South Africa’s national energy company Eskom has sealed €300mn in financing from European banks.

The finance comes in two tranches and will be used to construct underground works, related to the Ingula storage power plant. The first tranche of €165mn comes from a syndicate comprised of KfW-Ipex, HSBC, UniCredit and BNP Paribas, who also acted as agent bank.

Cassa Depositi e Prestiti (CDP), an Italian bank which is 70% owned by the government, has provided the remaining €135mn. Both loans have been guaranteed by Sace, the Italian export credit agency, with the construction to be completed by CMC, a joint venture between Impreglio (of Italy) and Mavundia (a South African company).

Luca Lunari, head of export finance Italy at BNP Paribas, tells GTR: “Both facilities have an availability period of two years and shall be repaid in 10 years, by 20 equal semi-annual instalments – so door-to-door tenor is 12 years. The interest rate is based on prevailing commercial interest reference rates (CIRR) plus margin.” The exact margin, however, is undisclosed.

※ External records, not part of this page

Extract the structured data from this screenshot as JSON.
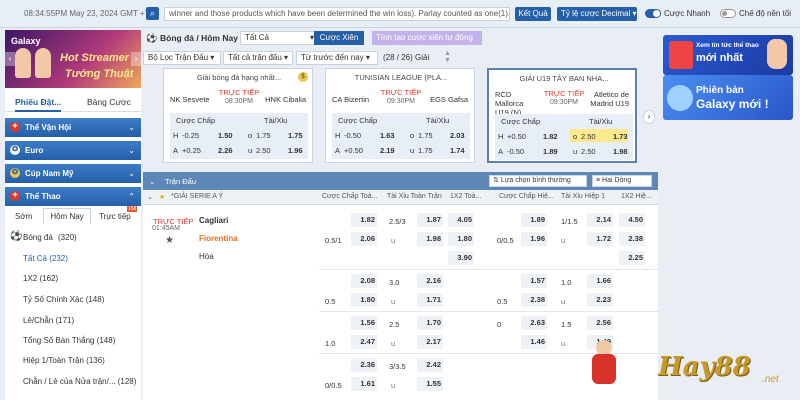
{
  "topbar": {
    "time": "08:34:55PM May 23, 2024 GMT +7",
    "marquee": "winner and those products which have been determined the win loss). Parlay counted as one(1).",
    "result_btn": "Kết Quả",
    "odds_type": "Tỷ lệ cược Decimal",
    "fast_bet": "Cược Nhanh",
    "night_mode": "Chế độ nền tối"
  },
  "sidebar": {
    "galaxy": "Galaxy",
    "banner_l1": "Hot Streamer",
    "banner_l2": "Tướng Thuật",
    "tabs": [
      "Phiếu Đặt...",
      "Bảng Cược"
    ],
    "cats": [
      "Thể Vận Hội",
      "Euro",
      "Cúp Nam Mỹ",
      "Thể Thao"
    ],
    "subtabs": [
      "Sớm",
      "Hôm Nay",
      "Trực tiếp"
    ],
    "live_badge": "158",
    "sport": "Bóng đá",
    "sport_count": "(320)",
    "items": [
      "Tất Cả (232)",
      "1X2 (162)",
      "Tỷ Số Chính Xác (148)",
      "Lẻ/Chẵn (171)",
      "Tổng Số Bàn Thắng (148)",
      "Hiệp 1/Toàn Trận (136)",
      "Chẵn / Lẻ của Nửa trận/... (128)"
    ]
  },
  "main": {
    "title": "Bóng đá / Hôm Nay",
    "select_all": "Tất Cả",
    "btn_combo": "Cược Xiên",
    "btn_create": "Tính tạo cược xiên tự động",
    "filters": [
      "Bộ Lọc Trận Đấu",
      "Tất cả trận đấu",
      "Từ trước đến nay"
    ],
    "count": "(28 / 26) Giải"
  },
  "cards": [
    {
      "league": "Giải bóng đá hạng nhất...",
      "home": "NK Sesvete",
      "away": "HNK Cibalia",
      "live": "TRỰC TIẾP",
      "time": "08:30PM",
      "hcap": "Cược Chấp",
      "ou": "Tài/Xỉu",
      "rows": [
        [
          "H",
          "-0.25",
          "1.50",
          "o",
          "1.75",
          "1.75"
        ],
        [
          "A",
          "+0.25",
          "2.26",
          "u",
          "2.50",
          "1.96"
        ]
      ]
    },
    {
      "league": "TUNISIAN LEAGUE (PLA...",
      "home": "CA Bizertin",
      "away": "EGS Gafsa",
      "live": "TRỰC TIẾP",
      "time": "09:30PM",
      "hcap": "Cược Chấp",
      "ou": "Tài/Xỉu",
      "rows": [
        [
          "H",
          "-0.50",
          "1.63",
          "o",
          "1.75",
          "2.03"
        ],
        [
          "A",
          "+0.50",
          "2.19",
          "u",
          "1.75",
          "1.74"
        ]
      ]
    },
    {
      "league": "GIẢI U19 TÂY BAN NHA...",
      "home": "RCD Mallorca U19 (N)",
      "away": "Atletico de Madrid U19",
      "live": "TRỰC TIẾP",
      "time": "09:30PM",
      "hcap": "Cược Chấp",
      "ou": "Tài/Xỉu",
      "rows": [
        [
          "H",
          "+0.50",
          "1.82",
          "o",
          "2.50",
          "1.73"
        ],
        [
          "A",
          "-0.50",
          "1.89",
          "u",
          "2.50",
          "1.98"
        ]
      ]
    }
  ],
  "ads": [
    "Xem tin tức thể thao",
    "mới nhất",
    "Phiên bản",
    "Galaxy mới !"
  ],
  "table": {
    "head": "Trận Đấu",
    "sort": "Lựa chọn bình thường",
    "lines": "Hai Dòng",
    "cols": [
      "Cược Chấp Toà...",
      "Tài Xỉu Toàn Trận",
      "1X2 Toà...",
      "Cược Chấp Hiệ...",
      "Tài Xỉu Hiệp 1",
      "1X2 Hiệ..."
    ],
    "league": "*GIẢI SERIE A Ý",
    "match": {
      "live": "TRỰC TIẾP",
      "time": "01:45AM",
      "home": "Cagliari",
      "away": "Fiorentina",
      "draw": "Hòa"
    },
    "rows": [
      {
        "hc": [
          "",
          "1.82",
          "0.5/1",
          "2.06"
        ],
        "ou": [
          "2.5/3",
          "1.87",
          "u",
          "1.98"
        ],
        "x12": [
          "4.05",
          "1.80",
          "3.90"
        ],
        "hc1": [
          "",
          "1.89",
          "0/0.5",
          "1.96"
        ],
        "ou1": [
          "1/1.5",
          "2.14",
          "u",
          "1.72"
        ],
        "x121": [
          "4.50",
          "2.38",
          "2.25"
        ]
      },
      {
        "hc": [
          "",
          "2.08",
          "0.5",
          "1.80"
        ],
        "ou": [
          "3.0",
          "2.16",
          "u",
          "1.71"
        ],
        "hc1": [
          "",
          "1.57",
          "0.5",
          "2.38"
        ],
        "ou1": [
          "1.0",
          "1.66",
          "u",
          "2.23"
        ]
      },
      {
        "hc": [
          "",
          "1.56",
          "1.0",
          "2.47"
        ],
        "ou": [
          "2.5",
          "1.70",
          "u",
          "2.17"
        ],
        "hc1": [
          "0",
          "2.63",
          "",
          "1.46"
        ],
        "ou1": [
          "1.5",
          "2.56",
          "u",
          "1.49"
        ]
      },
      {
        "hc": [
          "",
          "2.36",
          "0/0.5",
          "1.61"
        ],
        "ou": [
          "3/3.5",
          "2.42",
          "u",
          "1.55"
        ]
      }
    ]
  },
  "brand": {
    "name": "Hay88",
    "tld": ".net"
  }
}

Speaking of Sace’s work in South Africa, the head of the agency’s Johannesburg office Riccardo Faneli tells GTR: “In the context of Sub-Saharan Africa, South Africa plays a leading role. Although some critical factors remain, as evidenced by the Sace risk index (with medium to high levels for both the political risks for the risk of non-payment) the country has many areas of opportunity for Italian companies, a potential reflected by the intensive activity of Sace, with a total exposure of €420mn.

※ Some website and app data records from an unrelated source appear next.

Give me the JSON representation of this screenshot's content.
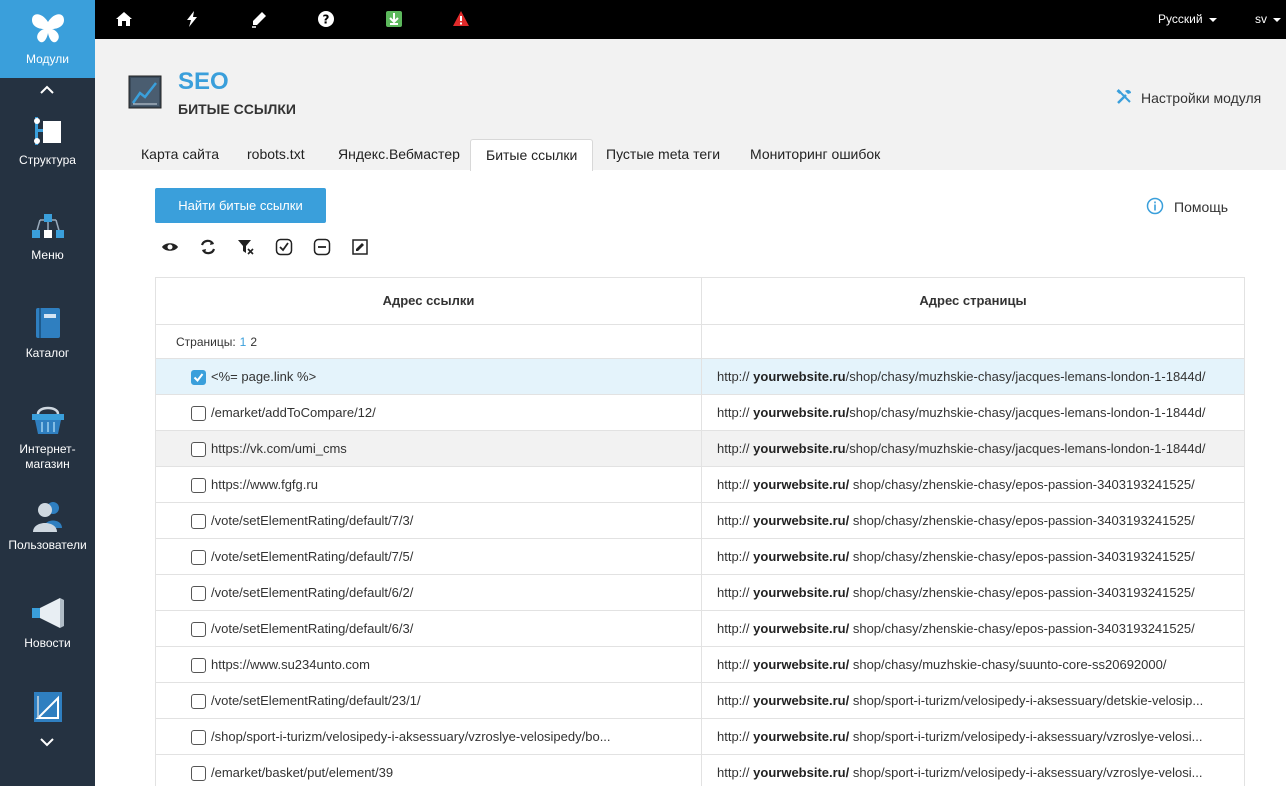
{
  "sidebar": {
    "items": [
      {
        "label": "Модули",
        "icon": "butterfly-icon"
      },
      {
        "label": "Структура",
        "icon": "structure-icon"
      },
      {
        "label": "Меню",
        "icon": "menu-icon"
      },
      {
        "label": "Каталог",
        "icon": "catalog-icon"
      },
      {
        "label": "Интернет-магазин",
        "label_line1": "Интернет-",
        "label_line2": "магазин",
        "icon": "basket-icon"
      },
      {
        "label": "Пользователи",
        "icon": "users-icon"
      },
      {
        "label": "Новости",
        "icon": "megaphone-icon"
      },
      {
        "label": "",
        "icon": "ruler-icon"
      }
    ]
  },
  "topbar": {
    "icons": [
      "home-icon",
      "lightning-icon",
      "pen-icon",
      "question-icon",
      "download-icon",
      "warning-icon"
    ],
    "language": "Русский",
    "user": "sv",
    "colors": {
      "download": "#5cb85c",
      "warning": "#e02a2a"
    }
  },
  "header": {
    "title": "SEO",
    "subtitle": "БИТЫЕ ССЫЛКИ",
    "settings_label": "Настройки модуля"
  },
  "tabs": [
    {
      "label": "Карта сайта",
      "active": false
    },
    {
      "label": "robots.txt",
      "active": false
    },
    {
      "label": "Яндекс.Вебмастер",
      "active": false
    },
    {
      "label": "Битые ссылки",
      "active": true
    },
    {
      "label": "Пустые meta теги",
      "active": false
    },
    {
      "label": "Мониторинг ошибок",
      "active": false
    }
  ],
  "main": {
    "find_button": "Найти битые ссылки",
    "help_label": "Помощь",
    "toolbar_icons": [
      "eye-icon",
      "refresh-icon",
      "clear-filter-icon",
      "check-circle-icon",
      "minus-circle-icon",
      "edit-icon"
    ]
  },
  "table": {
    "columns": [
      "Адрес ссылки",
      "Адрес страницы"
    ],
    "pages_label": "Страницы:",
    "pages": [
      "1",
      "2"
    ],
    "rows": [
      {
        "link": "<%= page.link %>",
        "page_prefix": "http://",
        "page_domain": "yourwebsite.ru",
        "page_path": "/shop/chasy/muzhskie-chasy/jacques-lemans-london-1-1844d/",
        "checked": true
      },
      {
        "link": "/emarket/addToCompare/12/",
        "page_prefix": "http://",
        "page_domain": "yourwebsite.ru/",
        "page_path": "shop/chasy/muzhskie-chasy/jacques-lemans-london-1-1844d/",
        "checked": false
      },
      {
        "link": "https://vk.com/umi_cms",
        "page_prefix": "http://",
        "page_domain": "yourwebsite.ru",
        "page_path": "/shop/chasy/muzhskie-chasy/jacques-lemans-london-1-1844d/",
        "checked": false
      },
      {
        "link": "https://www.fgfg.ru",
        "page_prefix": "http://",
        "page_domain": "yourwebsite.ru/",
        "page_path": " shop/chasy/zhenskie-chasy/epos-passion-3403193241525/",
        "checked": false
      },
      {
        "link": "/vote/setElementRating/default/7/3/",
        "page_prefix": "http://",
        "page_domain": "yourwebsite.ru/",
        "page_path": " shop/chasy/zhenskie-chasy/epos-passion-3403193241525/",
        "checked": false
      },
      {
        "link": "/vote/setElementRating/default/7/5/",
        "page_prefix": "http://",
        "page_domain": "yourwebsite.ru/",
        "page_path": " shop/chasy/zhenskie-chasy/epos-passion-3403193241525/",
        "checked": false
      },
      {
        "link": "/vote/setElementRating/default/6/2/",
        "page_prefix": "http://",
        "page_domain": "yourwebsite.ru/",
        "page_path": " shop/chasy/zhenskie-chasy/epos-passion-3403193241525/",
        "checked": false
      },
      {
        "link": "/vote/setElementRating/default/6/3/",
        "page_prefix": "http://",
        "page_domain": "yourwebsite.ru/",
        "page_path": " shop/chasy/zhenskie-chasy/epos-passion-3403193241525/",
        "checked": false
      },
      {
        "link": "https://www.su234unto.com",
        "page_prefix": "http://",
        "page_domain": "yourwebsite.ru/",
        "page_path": " shop/chasy/muzhskie-chasy/suunto-core-ss20692000/",
        "checked": false
      },
      {
        "link": "/vote/setElementRating/default/23/1/",
        "page_prefix": "http://",
        "page_domain": "yourwebsite.ru/",
        "page_path": " shop/sport-i-turizm/velosipedy-i-aksessuary/detskie-velosip...",
        "checked": false
      },
      {
        "link": "/shop/sport-i-turizm/velosipedy-i-aksessuary/vzroslye-velosipedy/bo...",
        "page_prefix": "http://",
        "page_domain": "yourwebsite.ru/",
        "page_path": " shop/sport-i-turizm/velosipedy-i-aksessuary/vzroslye-velosi...",
        "checked": false
      },
      {
        "link": "/emarket/basket/put/element/39",
        "page_prefix": "http://",
        "page_domain": "yourwebsite.ru/",
        "page_path": " shop/sport-i-turizm/velosipedy-i-aksessuary/vzroslye-velosi...",
        "checked": false
      }
    ]
  }
}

“The leading sectors are infrastructure, transport and energy. Among key public initiatives, the South African government has also established a National Trade and Investment Agency, which has set up incentives and various industrial development zones, alongside coastal and port areas where no duties are requested to exporters. In recent years there have been several initiatives to internationalise medium-sized Italian companies in South Africa, in the steel, mechanical and agro-industrial sectors.”

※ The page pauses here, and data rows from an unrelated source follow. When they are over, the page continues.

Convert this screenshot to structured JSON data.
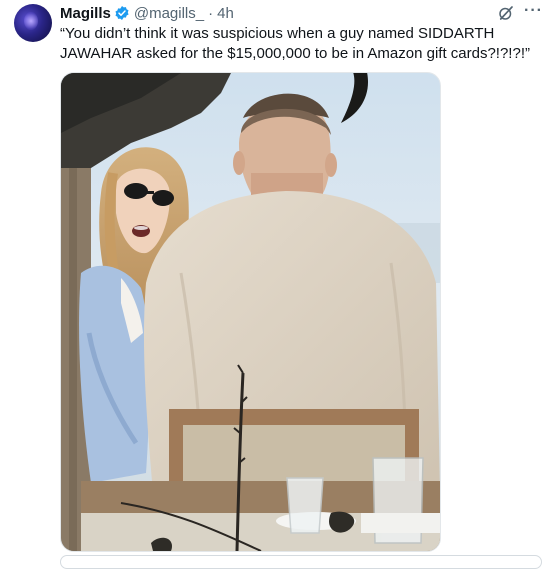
{
  "tweet": {
    "author_name": "Magills",
    "verified": true,
    "handle": "@magills_",
    "separator": "·",
    "time": "4h",
    "text": "“You didn’t think it was suspicious when a guy named SIDDARTH JAWAHAR asked for the $15,000,000 to be in Amazon gift cards?!?!?!”",
    "more_label": "···",
    "icons": {
      "verified": "verified-badge-icon",
      "grok": "grok-icon",
      "more": "more-options-icon"
    }
  },
  "colors": {
    "verified_blue": "#1d9bf0",
    "text": "#0f1419",
    "secondary_text": "#536471",
    "photo_border": "#e3e7ea"
  }
}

Eskom has been extremely active in the lending market of late, mostly as a result of the South African government’s Renewable Energy Independent Power Producer Procurement Programme (REIPPP), which seeks to address frequent power shortages.

But after power rates in the country were raised by below the level Eskom expected, the company has found itself with a capital gap of around US$22bn (over the next five years). For the coming 18 months, it expects to be able to raise sufficient capital through export credit agencies, development finance and domestic and international bonds.

However, in an attempt to plug the longer-term funding gap, it has recently floated the idea of funding its operations through Islamic bonds. It says, in a statement: “New opportunities from alternative funding sources and products such as Islamic funding (sukuk), preference share-type funding and project-based funding will also be explored.”